Most of us are used to getting electricity from a local power company with a tiny fraction of people that live “off the grid” electing to not use electricity at all. For the bulk of us that do use electricity, the local power company measures how much electricity you use with a power meter that typically gets recorded once per month so the company knows how much to charge you. Many power companies have a “tiered” pricing structure that charges you more as you use more. Power is measured in something called kilowatt hours and abbreviated as kWh and is the unit used for billing customers.
A residential solar panel system makes electricity through devices called solar panels. These solar panels converts light to what’s called “direct current” or DC power. DC power is typically what stored in batteries such as those you might use in toys or flashlights. This form of power must be converted to “alternating current” or AC power in order to power various electric appliances and devices in your home. Therefore part residential solar panel cost includes a component called an “inverter,” which has a range of prices depending on the size of the residential rooftop solar panel array.
This inverter is wired to the home electrical panel which routes electricity through your house using “circuit breakers” which are switches that shut off if power is shorted out or overloaded. When you add home rooftop solar panels a circuit breaker is added to the main service panel which allows power to flow both into and out of your home, as in the case where your residential solar panels produce more electricity than you use. The excess power goes back to the power company, the meter reverses direction, and during these times your power bill is either being reduced or you are making money selling your excess power.
Intuitively solar panels only produce power during daytime when the sun is shining on your home solar panels. At night typically the above scenario is reversed and you draw or use power from the power company the same as you have been. However you have built up credits with the power company during daylight hours making the power company act like storage for the power you generated during the day.

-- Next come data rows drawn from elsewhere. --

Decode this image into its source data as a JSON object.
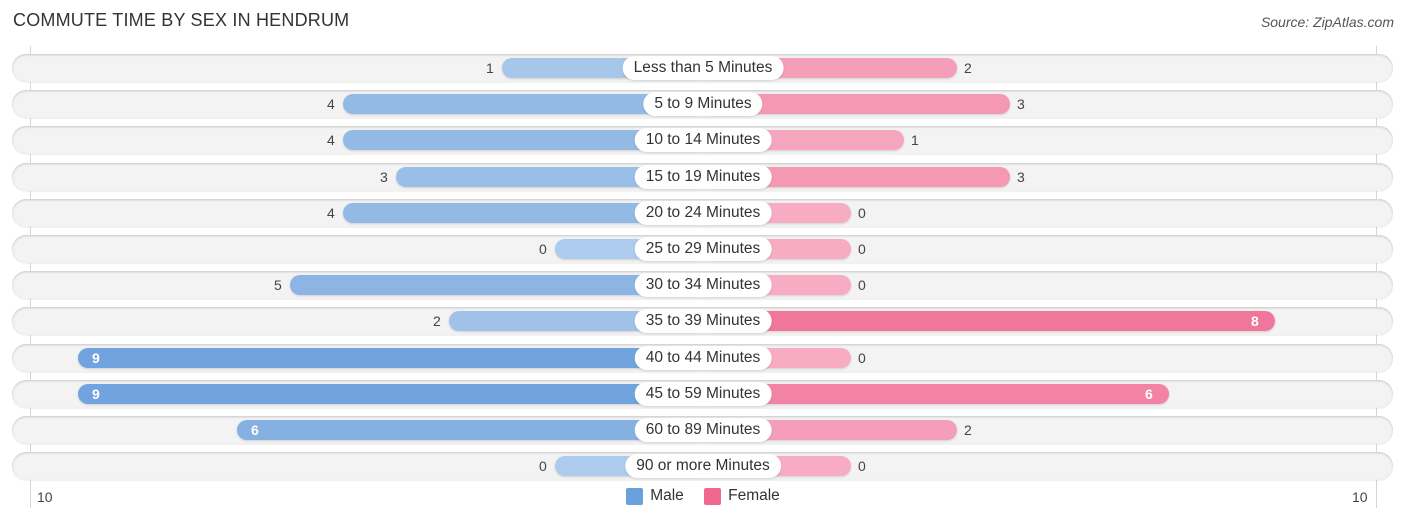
{
  "header": {
    "title": "COMMUTE TIME BY SEX IN HENDRUM",
    "source": "Source: ZipAtlas.com"
  },
  "chart_data": {
    "type": "bar",
    "orientation": "horizontal-diverging",
    "title": "COMMUTE TIME BY SEX IN HENDRUM",
    "categories": [
      "Less than 5 Minutes",
      "5 to 9 Minutes",
      "10 to 14 Minutes",
      "15 to 19 Minutes",
      "20 to 24 Minutes",
      "25 to 29 Minutes",
      "30 to 34 Minutes",
      "35 to 39 Minutes",
      "40 to 44 Minutes",
      "45 to 59 Minutes",
      "60 to 89 Minutes",
      "90 or more Minutes"
    ],
    "series": [
      {
        "name": "Male",
        "color": "#6aa0dc",
        "values": [
          1,
          4,
          4,
          3,
          4,
          0,
          5,
          2,
          9,
          9,
          6,
          0
        ]
      },
      {
        "name": "Female",
        "color": "#f06892",
        "values": [
          2,
          3,
          1,
          3,
          0,
          0,
          0,
          8,
          0,
          6,
          2,
          0
        ]
      }
    ],
    "axis": {
      "left_label": "10",
      "right_label": "10",
      "max": 10
    },
    "legend": {
      "position": "bottom-center",
      "items": [
        "Male",
        "Female"
      ]
    },
    "grid": false
  }
}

Home solar panels produce electricity based on daylight, not the heat of the sun. This means residential solar power makes sense even in colder climates. However the amount of power produced depends on the intensity of the light making direct, unobstructed sunlight produce the most power. That’s why in North America home solar panel cost depends on how much daylight your location receives and the amount of space your home rooftop has that is facing south with no shade.